  1. Deus Vult says:

    “Last guy who knew everything”

    I suspect our host does not know too many high school sophomores.

  2. HyacinthClare says:

    It’s not in kindle yet… I hope it will be soon!

  3. frival says:

    I, for one, am very glad Anthony Esolen is “on our side”. The man has a particular gift for language the point of which I would rather not be on the wrong end.

  4. Ed the Roman says:

    A bit like the way P.J. O’Rourke referred to being nice to Mike Royko because “…Mike’s got a tongue like a lash and I don’t want to get in its way.”

  5. pberginjr says:

    frival,
    Indeed, I’ve long felt the same way about him and his work as an essayist (for several publications). One of the few features that’s “not to be missed” each month in my Magnificat.

  6. Stephen McMullen says:

    Here would be my Dialogue with a LCWR member: “Sister. I have wonderful news for you. Starting this Sunday, you can OFFER MASS.” LCWR: “Why can’t I start today?”

  7. Supertradmum says:

    Sounds like every other nun I have met in these parts. I remember a long conversation over lunch in 2007 with some of the nuns on the bus. The head of the order said, “I cannot understand why we do not get any vocations.” Another one answered, “That is because now women can find careers in the world without entering a convent.’

    They had lost their first, bridal love for Jesus. Too sad…

  8. Lutgardis says:

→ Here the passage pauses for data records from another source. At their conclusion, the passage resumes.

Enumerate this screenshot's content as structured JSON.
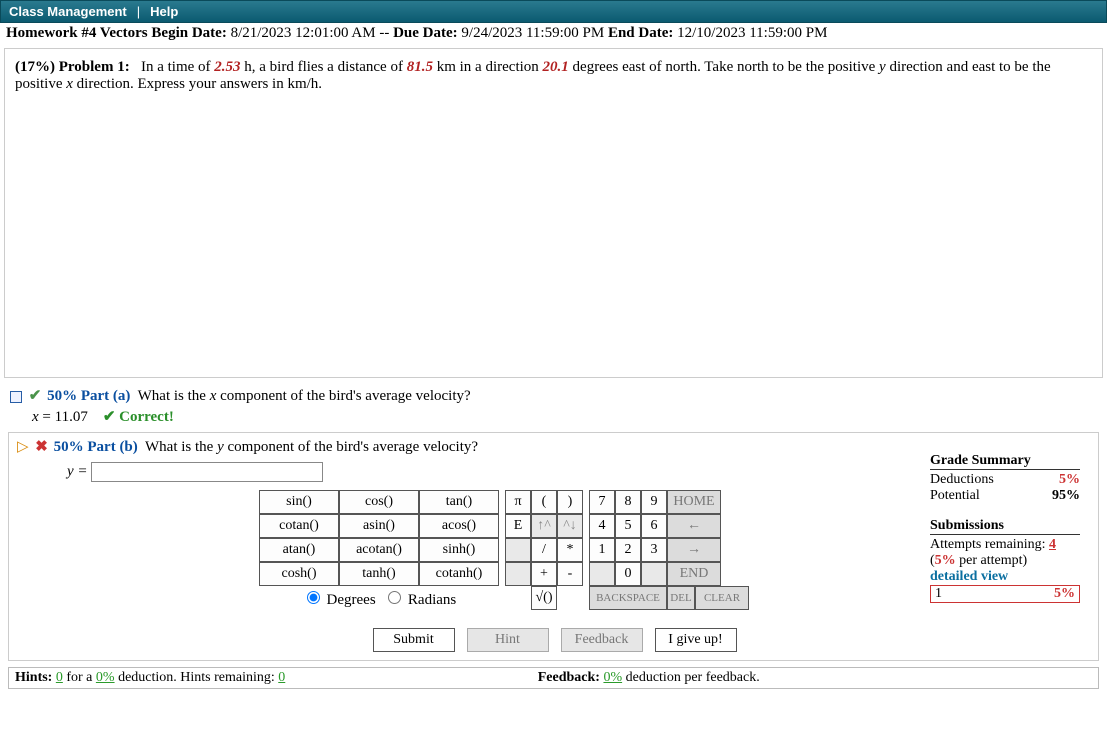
{
  "topbar": {
    "class_management": "Class Management",
    "help": "Help"
  },
  "hw": {
    "title": "Homework #4 Vectors",
    "begin_label": "Begin Date:",
    "begin_value": "8/21/2023 12:01:00 AM",
    "sep": "--",
    "due_label": "Due Date:",
    "due_value": "9/24/2023 11:59:00 PM",
    "end_label": "End Date:",
    "end_value": "12/10/2023 11:59:00 PM"
  },
  "problem": {
    "percent_label": "(17%)  Problem 1:",
    "text1": "In a time of ",
    "v1": "2.53",
    "text2": " h, a bird flies a distance of ",
    "v2": "81.5",
    "text3": " km in a direction ",
    "v3": "20.1",
    "text4": " degrees east of north. Take north to be the positive ",
    "yv": "y",
    "text5": " direction and east to be the positive ",
    "xv": "x",
    "text6": " direction. Express your answers in km/h."
  },
  "part_a": {
    "label": "50% Part (a)",
    "question": "What is the ",
    "var": "x",
    "question2": " component of the bird's average velocity?",
    "answer_var": "x",
    "answer_value": "= 11.07",
    "correct": "✔ Correct!"
  },
  "part_b": {
    "label": "50% Part (b)",
    "question": "What is the ",
    "var": "y",
    "question2": " component of the bird's average velocity?",
    "answer_var": "y =",
    "input_value": ""
  },
  "keypad": {
    "functions": [
      [
        "sin()",
        "cos()",
        "tan()"
      ],
      [
        "cotan()",
        "asin()",
        "acos()"
      ],
      [
        "atan()",
        "acotan()",
        "sinh()"
      ],
      [
        "cosh()",
        "tanh()",
        "cotanh()"
      ]
    ],
    "deg_label": "Degrees",
    "rad_label": "Radians",
    "ops": [
      [
        "π",
        "(",
        ")"
      ],
      [
        "E",
        "↑^",
        "^↓"
      ],
      [
        "",
        "/",
        "*"
      ],
      [
        "",
        "+",
        "-"
      ],
      [
        "",
        "√()",
        ""
      ]
    ],
    "nums": [
      [
        "7",
        "8",
        "9",
        "HOME"
      ],
      [
        "4",
        "5",
        "6",
        "←"
      ],
      [
        "1",
        "2",
        "3",
        "→"
      ],
      [
        "",
        "0",
        "",
        "END"
      ],
      [
        "BACKSPACE",
        "DEL",
        "CLEAR"
      ]
    ]
  },
  "buttons": {
    "submit": "Submit",
    "hint": "Hint",
    "feedback": "Feedback",
    "giveup": "I give up!"
  },
  "summary": {
    "title": "Grade Summary",
    "deductions_label": "Deductions",
    "deductions_value": "5%",
    "potential_label": "Potential",
    "potential_value": "95%",
    "sub_title": "Submissions",
    "attempts_label": "Attempts remaining: ",
    "attempts_value": "4",
    "per_attempt": "(5% per attempt)",
    "detailed": "detailed view",
    "row1_num": "1",
    "row1_val": "5%"
  },
  "hints": {
    "left1": "Hints: ",
    "left_hcount": "0",
    "left2": " for a ",
    "left_pct": "0%",
    "left3": " deduction. Hints remaining: ",
    "left_remain": "0",
    "right1": "Feedback: ",
    "right_pct": "0%",
    "right2": " deduction per feedback."
  }
}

    There was a commenter on one of the LCWR articles on the National Catholic Reporter the other day who was trying to claim that the fact that the nuns on the bus were all so old was proof that they were dedicated servants of God (because they had not bailed out on their vows decades ago), while the new burgeoning orthodox orders full of young people had not proven themselves yet and (she heavily implied) those hordes of new vocations were coming from girls who would not still be sisters decades from now because they would not show the same perseverance that the nuns on the bus have. Sad.

  9. Lutgardis, That commenter’s problem is an obvious one. She appears incapable of distinguishing between perseverance and intransigent (dare we rather say invincible) ignorance !

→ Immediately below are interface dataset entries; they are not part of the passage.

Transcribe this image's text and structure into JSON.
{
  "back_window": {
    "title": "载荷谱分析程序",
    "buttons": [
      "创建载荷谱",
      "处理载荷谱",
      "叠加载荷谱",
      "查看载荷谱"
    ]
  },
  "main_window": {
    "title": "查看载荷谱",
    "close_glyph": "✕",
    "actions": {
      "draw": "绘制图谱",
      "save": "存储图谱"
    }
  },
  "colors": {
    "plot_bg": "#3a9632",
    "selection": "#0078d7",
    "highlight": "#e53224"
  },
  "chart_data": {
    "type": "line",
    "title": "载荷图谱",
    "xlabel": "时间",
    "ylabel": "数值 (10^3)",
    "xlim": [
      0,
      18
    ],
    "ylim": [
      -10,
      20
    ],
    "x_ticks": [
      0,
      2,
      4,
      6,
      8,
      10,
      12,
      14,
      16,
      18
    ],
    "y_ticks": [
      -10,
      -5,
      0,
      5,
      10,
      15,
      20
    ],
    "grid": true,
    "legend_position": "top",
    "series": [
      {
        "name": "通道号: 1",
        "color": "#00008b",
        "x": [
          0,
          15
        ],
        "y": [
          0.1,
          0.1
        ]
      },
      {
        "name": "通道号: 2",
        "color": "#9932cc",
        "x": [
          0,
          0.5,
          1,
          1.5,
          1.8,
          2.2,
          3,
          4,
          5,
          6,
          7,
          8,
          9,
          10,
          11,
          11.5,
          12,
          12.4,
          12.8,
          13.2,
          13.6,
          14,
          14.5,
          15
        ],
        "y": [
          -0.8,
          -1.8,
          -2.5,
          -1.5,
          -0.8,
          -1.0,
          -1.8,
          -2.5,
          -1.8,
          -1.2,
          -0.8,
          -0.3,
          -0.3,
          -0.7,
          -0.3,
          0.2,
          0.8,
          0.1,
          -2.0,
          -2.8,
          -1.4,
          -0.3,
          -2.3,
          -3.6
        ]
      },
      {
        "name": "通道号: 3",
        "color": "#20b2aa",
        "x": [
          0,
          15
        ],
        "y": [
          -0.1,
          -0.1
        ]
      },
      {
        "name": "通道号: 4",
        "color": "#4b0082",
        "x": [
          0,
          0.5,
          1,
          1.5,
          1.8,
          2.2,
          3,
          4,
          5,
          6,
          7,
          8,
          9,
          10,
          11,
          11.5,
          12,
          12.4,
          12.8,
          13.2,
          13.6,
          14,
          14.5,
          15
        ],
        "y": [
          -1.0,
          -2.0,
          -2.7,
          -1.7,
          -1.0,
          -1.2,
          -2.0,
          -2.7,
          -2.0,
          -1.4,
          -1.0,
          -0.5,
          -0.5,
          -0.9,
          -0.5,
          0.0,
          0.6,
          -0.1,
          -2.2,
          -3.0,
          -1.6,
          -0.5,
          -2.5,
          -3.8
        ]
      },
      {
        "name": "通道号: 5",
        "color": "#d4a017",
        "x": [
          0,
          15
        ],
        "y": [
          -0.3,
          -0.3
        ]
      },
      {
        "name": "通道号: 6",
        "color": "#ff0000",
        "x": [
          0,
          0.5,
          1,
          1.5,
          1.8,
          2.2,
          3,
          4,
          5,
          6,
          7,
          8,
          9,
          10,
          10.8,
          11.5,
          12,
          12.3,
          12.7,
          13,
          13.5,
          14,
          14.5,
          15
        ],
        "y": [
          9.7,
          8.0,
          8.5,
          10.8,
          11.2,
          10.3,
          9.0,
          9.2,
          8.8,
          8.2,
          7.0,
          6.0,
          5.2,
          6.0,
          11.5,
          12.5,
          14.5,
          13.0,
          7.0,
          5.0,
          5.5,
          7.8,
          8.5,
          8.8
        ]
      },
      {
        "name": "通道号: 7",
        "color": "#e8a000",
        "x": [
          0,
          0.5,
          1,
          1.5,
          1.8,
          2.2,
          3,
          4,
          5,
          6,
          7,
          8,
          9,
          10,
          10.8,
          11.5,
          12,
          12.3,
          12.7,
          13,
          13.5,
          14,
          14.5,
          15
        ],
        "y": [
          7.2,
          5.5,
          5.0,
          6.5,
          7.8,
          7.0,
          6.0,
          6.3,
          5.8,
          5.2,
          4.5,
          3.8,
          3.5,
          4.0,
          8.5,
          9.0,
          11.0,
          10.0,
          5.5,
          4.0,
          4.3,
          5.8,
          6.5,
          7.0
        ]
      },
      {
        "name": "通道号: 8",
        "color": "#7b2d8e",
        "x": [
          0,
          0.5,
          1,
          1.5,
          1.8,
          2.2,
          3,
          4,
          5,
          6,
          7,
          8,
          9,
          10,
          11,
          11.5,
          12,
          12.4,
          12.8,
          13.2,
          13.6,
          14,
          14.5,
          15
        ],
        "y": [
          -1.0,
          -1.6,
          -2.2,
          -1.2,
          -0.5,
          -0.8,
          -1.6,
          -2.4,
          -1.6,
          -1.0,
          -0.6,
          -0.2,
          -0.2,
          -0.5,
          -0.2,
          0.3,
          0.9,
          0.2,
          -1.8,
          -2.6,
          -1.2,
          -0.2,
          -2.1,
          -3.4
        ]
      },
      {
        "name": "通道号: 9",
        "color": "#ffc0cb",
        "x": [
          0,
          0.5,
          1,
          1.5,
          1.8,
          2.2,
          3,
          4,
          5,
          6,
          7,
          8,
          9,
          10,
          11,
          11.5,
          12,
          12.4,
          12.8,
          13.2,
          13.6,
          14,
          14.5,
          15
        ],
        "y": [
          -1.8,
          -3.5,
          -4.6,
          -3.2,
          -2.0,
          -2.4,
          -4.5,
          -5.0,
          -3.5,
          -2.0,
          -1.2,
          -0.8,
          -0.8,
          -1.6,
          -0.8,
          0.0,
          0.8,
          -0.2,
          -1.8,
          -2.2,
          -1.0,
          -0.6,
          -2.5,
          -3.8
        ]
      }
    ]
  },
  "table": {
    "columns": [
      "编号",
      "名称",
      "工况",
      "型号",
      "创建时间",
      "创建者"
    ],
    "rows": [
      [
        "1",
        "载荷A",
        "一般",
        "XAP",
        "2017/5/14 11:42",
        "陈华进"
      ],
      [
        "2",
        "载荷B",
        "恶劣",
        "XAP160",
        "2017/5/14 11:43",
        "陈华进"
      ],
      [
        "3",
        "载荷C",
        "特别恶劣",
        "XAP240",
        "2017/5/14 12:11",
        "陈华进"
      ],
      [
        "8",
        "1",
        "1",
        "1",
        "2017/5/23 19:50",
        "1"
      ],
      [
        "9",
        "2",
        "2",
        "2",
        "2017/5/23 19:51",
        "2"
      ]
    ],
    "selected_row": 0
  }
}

    Pax et bonum,
    Keith Töpfer

  10. Lori Pieper says:

    Esolen’s take was hilarious and perfect! The only one of the LCWR mantras missing, I think, was “You are forcing us to obey when we are prophetic life forms!”

    Life forms from . . . ?

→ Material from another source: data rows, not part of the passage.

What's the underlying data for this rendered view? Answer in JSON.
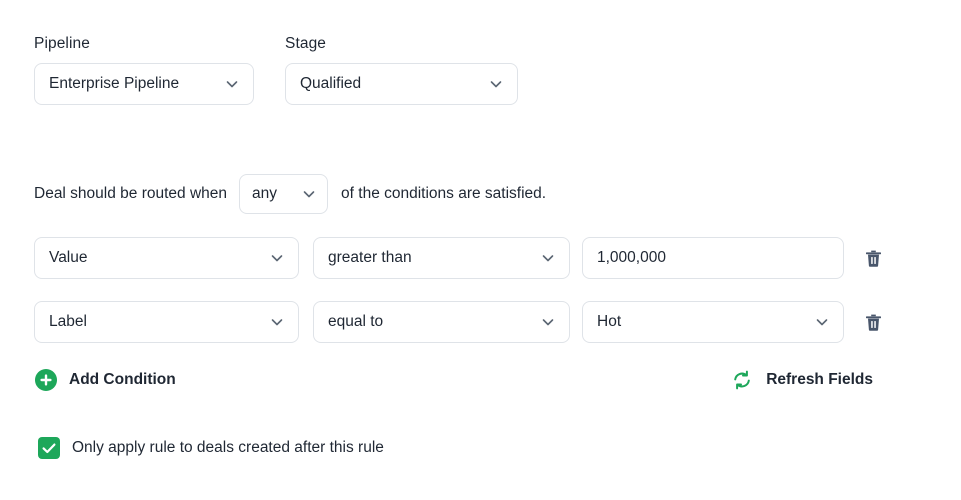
{
  "theme": {
    "accent_green": "#1da75a",
    "text_dark": "#1f2733",
    "border": "#dfe3e8",
    "chevron": "#5b6673",
    "trash": "#49566b",
    "background": "#ffffff"
  },
  "pipeline": {
    "label": "Pipeline",
    "value": "Enterprise Pipeline",
    "chevron_icon": "chevron-down-icon"
  },
  "stage": {
    "label": "Stage",
    "value": "Qualified",
    "chevron_icon": "chevron-down-icon"
  },
  "rule_sentence": {
    "text_before": "Deal should be routed when",
    "match_type": "any",
    "text_after": "of the conditions are satisfied."
  },
  "conditions": [
    {
      "field": "Value",
      "operator": "greater than",
      "value": "1,000,000",
      "value_is_dropdown": false,
      "delete_icon": "trash-icon"
    },
    {
      "field": "Label",
      "operator": "equal to",
      "value": "Hot",
      "value_is_dropdown": true,
      "delete_icon": "trash-icon"
    }
  ],
  "actions": {
    "add_condition_label": "Add Condition",
    "add_condition_icon": "plus-circle-icon",
    "refresh_fields_label": "Refresh Fields",
    "refresh_fields_icon": "refresh-icon"
  },
  "checkbox_option": {
    "label": "Only apply rule to deals created after this rule",
    "checked": true,
    "icon": "check-icon"
  }
}
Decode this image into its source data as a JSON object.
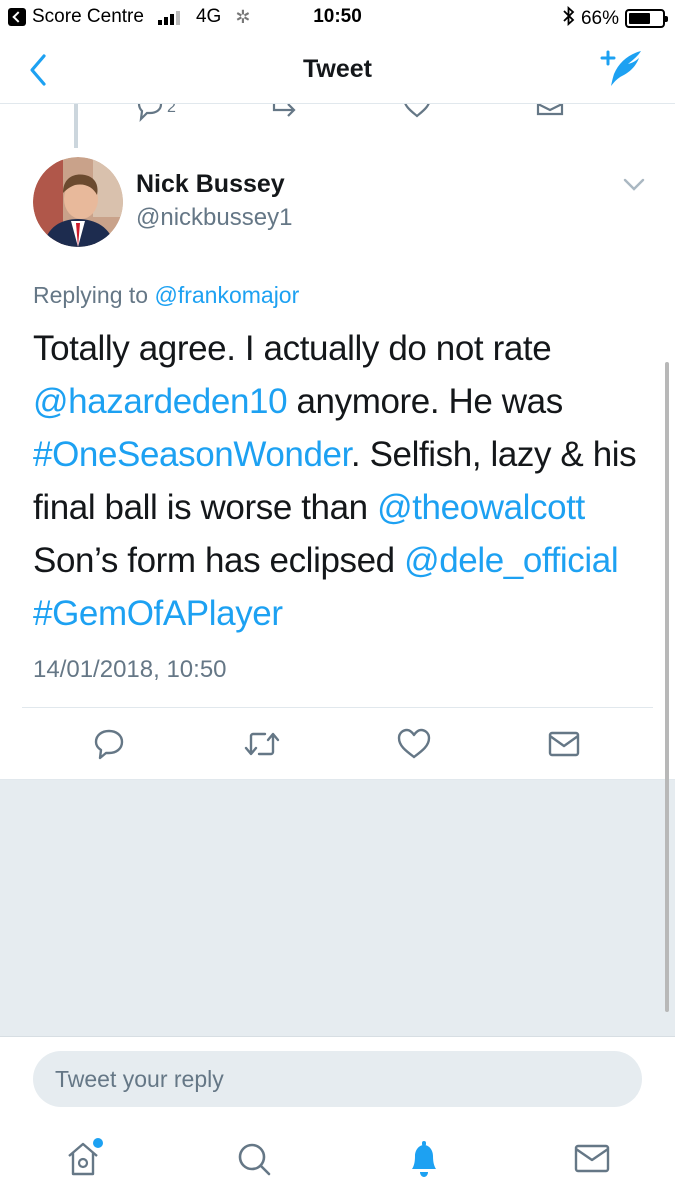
{
  "status_bar": {
    "back_app": "Score Centre",
    "network": "4G",
    "time": "10:50",
    "battery": "66%",
    "battery_level": 0.66
  },
  "nav": {
    "title": "Tweet",
    "back_icon": "chevron-left-icon",
    "compose_icon": "compose-feather-icon"
  },
  "previous_tweet": {
    "reply_count": "2"
  },
  "tweet": {
    "name": "Nick Bussey",
    "handle": "@nickbussey1",
    "replying_label": "Replying to",
    "replying_to": "@frankomajor",
    "text": {
      "t1": "Totally agree. I actually do not rate ",
      "m1": "@hazardeden10",
      "t2": " anymore. He was ",
      "h1": "#OneSeasonWonder",
      "t3": ". Selfish, lazy & his final ball is worse than ",
      "m2": "@theowalcott",
      "t4": " Son’s form has eclipsed ",
      "m3": "@dele_official",
      "h2": "#GemOfAPlayer"
    },
    "timestamp": "14/01/2018, 10:50"
  },
  "reply": {
    "placeholder": "Tweet your reply"
  },
  "tabs": [
    "home-icon",
    "search-icon",
    "notifications-icon",
    "messages-icon"
  ],
  "colors": {
    "accent": "#1da1f2",
    "text": "#14171a",
    "secondary": "#657786",
    "background_grey": "#e6ecf0"
  }
}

    And thank you, Father, for the heads up on Dante.

  11. Venerator Sti Lot says:

    Fr. Z wrote, ” First and foremost, make the decision that you will read the whole thing.” In my experience, one of the most amazing things about the Comedy (which is saying a lot, about something full of amazingly good things) is that it goes on getting better and better right to the last line (and that’s in translation: what must it be like for a fluent Italian reader?).

  12. MikeM says:

    Well timed. I’ve just started reading the Divine Comedy. I’m loosely following along with the Holy Apostles MOOC on the Inferno right now. If anyone else is interested in a somewhat guided reading of the Divine Comedy, I’m not sure if you can still register for the course on the Inferno, but, even if not, the courses for the other two parts are following right afterwards, stretching through the summer.

  13. terryprest says:

    In Britain when suspects who know the “form” are invited to the police station for questioning, the usual recognised and accepted response to questions is “No comment”